EXERCISE BRIEF.
Each record that follows should be repeated exactly, minus any images.

====

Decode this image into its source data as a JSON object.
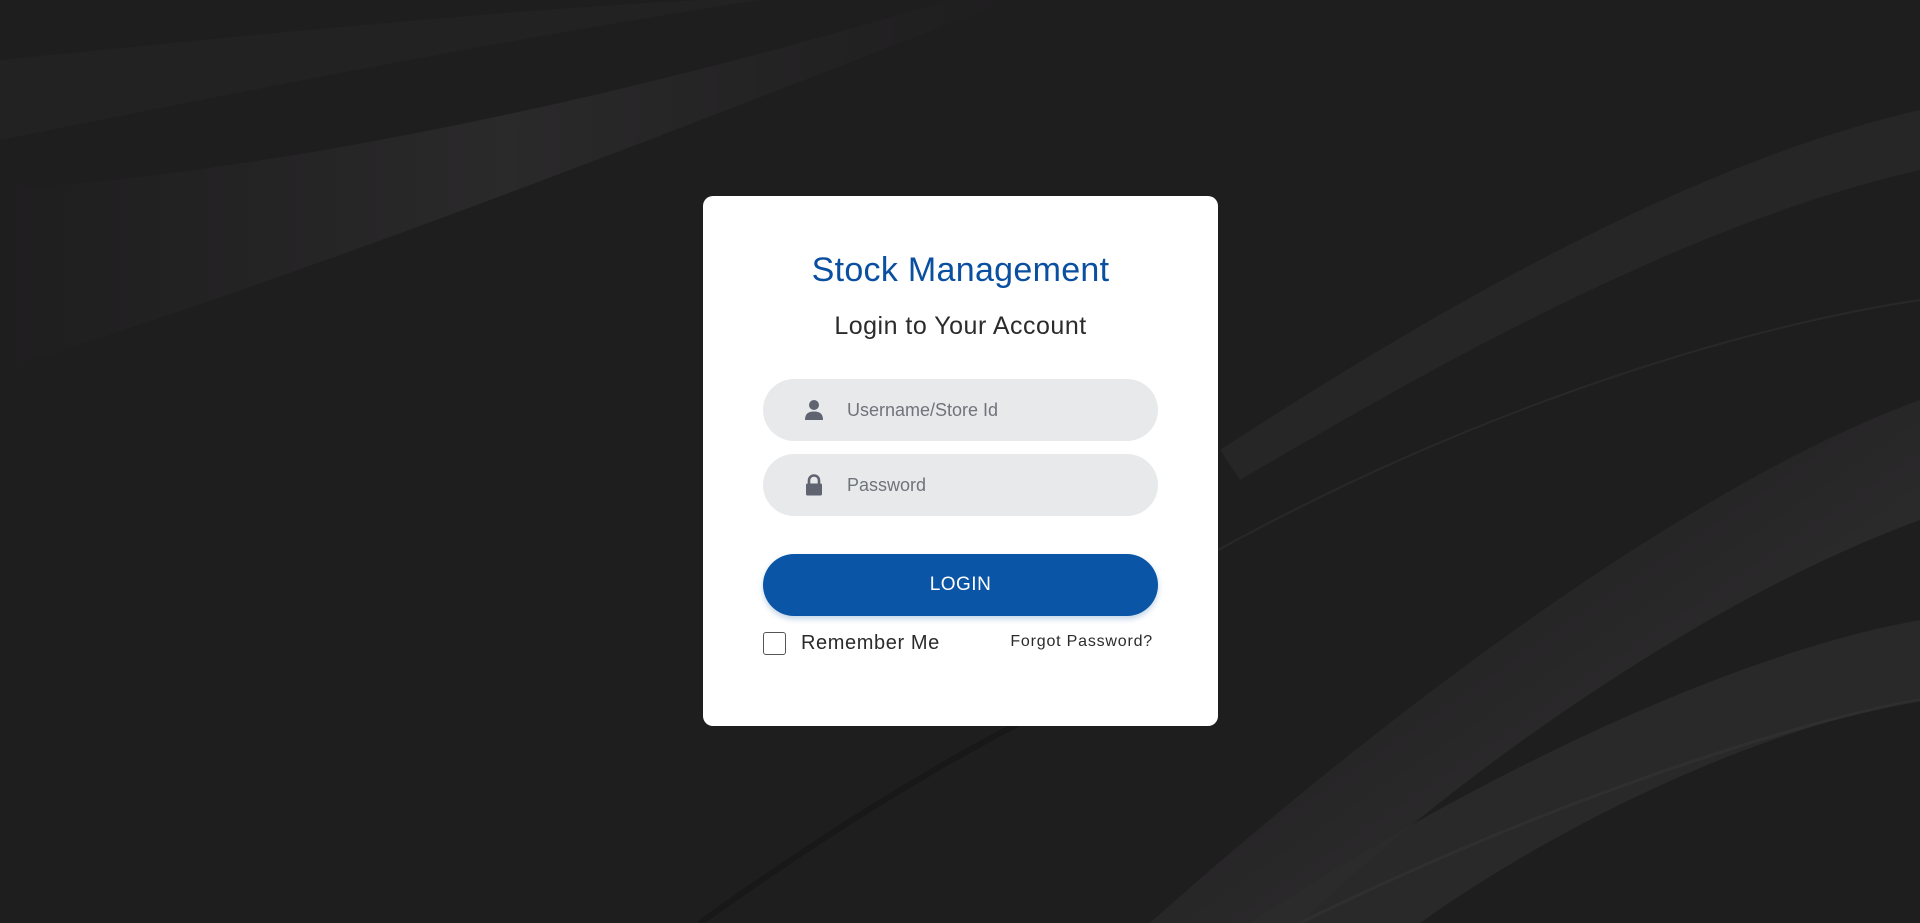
{
  "app": {
    "title": "Stock Management",
    "subtitle": "Login to Your Account"
  },
  "form": {
    "username": {
      "placeholder": "Username/Store Id",
      "value": "",
      "icon": "user-icon"
    },
    "password": {
      "placeholder": "Password",
      "value": "",
      "icon": "lock-icon"
    },
    "login_label": "LOGIN",
    "remember_label": "Remember Me",
    "remember_checked": false,
    "forgot_label": "Forgot Password?"
  },
  "colors": {
    "brand": "#0a55a5",
    "title": "#0a4fa0",
    "background": "#1f1e1f",
    "field": "#e8e9eb"
  }
}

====

TASK RESPONSE.
Decode this image into its source data as a JSON object.
{
  "app": {
    "title": "Stock Management",
    "subtitle": "Login to Your Account"
  },
  "form": {
    "username": {
      "placeholder": "Username/Store Id",
      "value": "",
      "icon": "user-icon"
    },
    "password": {
      "placeholder": "Password",
      "value": "",
      "icon": "lock-icon"
    },
    "login_label": "LOGIN",
    "remember_label": "Remember Me",
    "remember_checked": false,
    "forgot_label": "Forgot Password?"
  },
  "colors": {
    "brand": "#0a55a5",
    "title": "#0a4fa0",
    "background": "#1f1e1f",
    "field": "#e8e9eb"
  }
}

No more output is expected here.